The U.S. Federal Communications Commission has adopted a Forfeiture Order (“Order”) imposing a nearly $2.9 million penalty against Dialing Services, LLC (“Dialing Services”) for making prerecorded voice calls to wireless phones without the “prior express consent” of the called parties. This Order is notable because the FCC targeted the technology platform provider rather than the provider’s customer.
As background, the FCC investigated Dialing Services’ compliance with the TCPA in 2012 and determined that the company was responsible for more than 4.7 million calls to wireless phones over a three-month period. In 2013, the FCC issued a citation to Dialing Services warning the company of non-compliance. The FCC then conducted a further investigation and found the company continued to violate the TCPA, and issued a Notice of Apparent Liability (“NAL”) in 2014.
In the Order, the FCC explained that web-based platforms such as Dialing Services can “make” or “initiate” calls under the TCPA, depending on the circumstances. The FCC rejected arguments that Dialing Services was acting as a “mere conduit,” noting that Dialing Services offered a spoofing functionality to clients and was apparently involved in the creation of the call content.
The FCC also highlighted Dialing Services’ delay in correcting its practices, stating that the company only took “serious steps” to address the TCPA violations more than 2 months after receiving an FCC citation and nearly a year after warnings from FCC staff.
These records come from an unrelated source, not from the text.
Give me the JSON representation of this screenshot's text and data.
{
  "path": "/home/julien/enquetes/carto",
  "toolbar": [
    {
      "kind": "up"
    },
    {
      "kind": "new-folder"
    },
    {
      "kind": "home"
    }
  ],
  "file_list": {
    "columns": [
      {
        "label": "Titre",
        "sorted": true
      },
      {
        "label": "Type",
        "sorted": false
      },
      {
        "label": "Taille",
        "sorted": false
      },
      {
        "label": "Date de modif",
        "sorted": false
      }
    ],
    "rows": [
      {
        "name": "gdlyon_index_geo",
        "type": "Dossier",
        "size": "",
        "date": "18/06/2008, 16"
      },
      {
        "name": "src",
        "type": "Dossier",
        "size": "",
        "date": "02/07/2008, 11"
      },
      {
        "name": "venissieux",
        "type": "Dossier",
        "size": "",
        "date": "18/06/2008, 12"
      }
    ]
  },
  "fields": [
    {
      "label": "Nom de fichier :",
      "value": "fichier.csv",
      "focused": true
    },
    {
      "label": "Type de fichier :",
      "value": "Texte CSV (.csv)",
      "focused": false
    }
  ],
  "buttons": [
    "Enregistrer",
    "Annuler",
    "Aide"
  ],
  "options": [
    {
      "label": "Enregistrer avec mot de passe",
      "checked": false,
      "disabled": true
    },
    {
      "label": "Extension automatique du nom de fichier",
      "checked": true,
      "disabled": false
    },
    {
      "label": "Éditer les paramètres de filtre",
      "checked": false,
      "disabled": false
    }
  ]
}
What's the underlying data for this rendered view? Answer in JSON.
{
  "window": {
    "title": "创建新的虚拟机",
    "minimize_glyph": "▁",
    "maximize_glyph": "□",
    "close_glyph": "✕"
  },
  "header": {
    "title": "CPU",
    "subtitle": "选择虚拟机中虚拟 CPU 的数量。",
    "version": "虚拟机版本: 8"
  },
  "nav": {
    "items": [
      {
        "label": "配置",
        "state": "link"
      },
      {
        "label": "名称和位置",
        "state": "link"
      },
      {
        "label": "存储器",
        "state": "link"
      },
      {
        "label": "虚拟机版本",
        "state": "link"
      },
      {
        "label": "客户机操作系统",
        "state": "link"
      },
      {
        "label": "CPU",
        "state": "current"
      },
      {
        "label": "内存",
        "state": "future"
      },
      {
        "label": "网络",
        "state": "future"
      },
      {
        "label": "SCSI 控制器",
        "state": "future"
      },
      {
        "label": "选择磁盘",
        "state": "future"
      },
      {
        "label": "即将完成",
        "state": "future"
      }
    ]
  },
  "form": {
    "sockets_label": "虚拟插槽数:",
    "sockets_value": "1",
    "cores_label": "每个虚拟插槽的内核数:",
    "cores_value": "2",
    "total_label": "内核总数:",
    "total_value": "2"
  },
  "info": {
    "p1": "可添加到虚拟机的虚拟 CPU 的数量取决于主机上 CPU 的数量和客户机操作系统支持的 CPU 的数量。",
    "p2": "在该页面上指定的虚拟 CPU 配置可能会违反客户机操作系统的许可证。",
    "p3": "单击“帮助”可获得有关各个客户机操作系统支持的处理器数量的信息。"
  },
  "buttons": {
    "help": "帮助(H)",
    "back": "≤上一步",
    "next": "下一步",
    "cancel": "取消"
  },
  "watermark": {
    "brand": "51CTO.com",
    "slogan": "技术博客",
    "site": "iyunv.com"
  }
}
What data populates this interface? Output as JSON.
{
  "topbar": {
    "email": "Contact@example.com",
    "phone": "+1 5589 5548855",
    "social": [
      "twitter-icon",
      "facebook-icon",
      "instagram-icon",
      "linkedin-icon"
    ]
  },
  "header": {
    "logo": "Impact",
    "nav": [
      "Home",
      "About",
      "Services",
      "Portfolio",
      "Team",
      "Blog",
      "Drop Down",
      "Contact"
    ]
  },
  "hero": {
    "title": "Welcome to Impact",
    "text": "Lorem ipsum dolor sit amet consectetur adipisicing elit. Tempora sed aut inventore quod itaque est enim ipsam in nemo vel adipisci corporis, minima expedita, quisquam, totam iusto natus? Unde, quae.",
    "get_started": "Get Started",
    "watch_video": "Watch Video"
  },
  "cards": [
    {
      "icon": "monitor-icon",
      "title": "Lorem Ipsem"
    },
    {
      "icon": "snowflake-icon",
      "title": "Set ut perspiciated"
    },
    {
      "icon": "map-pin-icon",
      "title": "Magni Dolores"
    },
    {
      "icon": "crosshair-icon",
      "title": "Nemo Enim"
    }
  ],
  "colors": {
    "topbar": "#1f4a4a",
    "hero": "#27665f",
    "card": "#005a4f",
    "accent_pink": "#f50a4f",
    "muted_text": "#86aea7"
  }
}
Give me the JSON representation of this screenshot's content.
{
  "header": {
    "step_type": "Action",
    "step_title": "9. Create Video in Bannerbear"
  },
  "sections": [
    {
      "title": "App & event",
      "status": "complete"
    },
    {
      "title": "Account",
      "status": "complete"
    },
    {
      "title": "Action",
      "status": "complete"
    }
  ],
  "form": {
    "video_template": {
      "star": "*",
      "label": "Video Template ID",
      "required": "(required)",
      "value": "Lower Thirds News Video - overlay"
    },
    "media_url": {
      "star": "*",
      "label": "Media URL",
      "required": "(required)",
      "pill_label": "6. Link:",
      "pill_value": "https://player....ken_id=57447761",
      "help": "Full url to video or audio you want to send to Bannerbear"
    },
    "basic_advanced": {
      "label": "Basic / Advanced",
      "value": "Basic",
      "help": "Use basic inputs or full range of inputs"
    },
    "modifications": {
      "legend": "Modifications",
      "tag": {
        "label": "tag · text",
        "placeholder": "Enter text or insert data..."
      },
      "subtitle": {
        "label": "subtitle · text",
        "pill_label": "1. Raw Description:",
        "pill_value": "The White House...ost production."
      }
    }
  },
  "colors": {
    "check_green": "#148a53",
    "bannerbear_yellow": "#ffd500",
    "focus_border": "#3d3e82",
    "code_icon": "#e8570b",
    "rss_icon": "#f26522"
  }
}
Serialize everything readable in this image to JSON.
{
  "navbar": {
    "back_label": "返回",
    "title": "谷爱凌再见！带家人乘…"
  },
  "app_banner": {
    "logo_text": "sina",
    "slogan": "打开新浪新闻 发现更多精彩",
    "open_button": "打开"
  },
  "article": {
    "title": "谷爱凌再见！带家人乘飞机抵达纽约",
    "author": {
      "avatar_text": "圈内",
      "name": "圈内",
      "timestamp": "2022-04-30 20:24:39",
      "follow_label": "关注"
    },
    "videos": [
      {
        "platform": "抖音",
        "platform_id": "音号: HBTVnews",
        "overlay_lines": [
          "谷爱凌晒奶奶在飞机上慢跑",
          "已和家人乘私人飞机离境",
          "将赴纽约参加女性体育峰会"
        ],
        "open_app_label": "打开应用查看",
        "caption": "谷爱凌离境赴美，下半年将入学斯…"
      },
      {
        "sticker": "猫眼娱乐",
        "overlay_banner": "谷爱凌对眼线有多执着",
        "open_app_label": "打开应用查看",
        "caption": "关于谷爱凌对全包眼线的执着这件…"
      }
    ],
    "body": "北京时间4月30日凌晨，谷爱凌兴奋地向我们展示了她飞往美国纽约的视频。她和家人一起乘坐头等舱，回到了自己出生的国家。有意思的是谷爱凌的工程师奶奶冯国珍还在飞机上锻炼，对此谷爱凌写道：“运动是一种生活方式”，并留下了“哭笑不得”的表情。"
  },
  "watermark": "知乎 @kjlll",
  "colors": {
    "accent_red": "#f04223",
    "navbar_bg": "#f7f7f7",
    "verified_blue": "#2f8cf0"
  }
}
The FCC imposed the maximum statutory penalty after taking into account the significant volume of calls that Dialing Services “made” before it received an FCC citation, as well as Dialing Services’ continued TCPA violations after receiving the citation.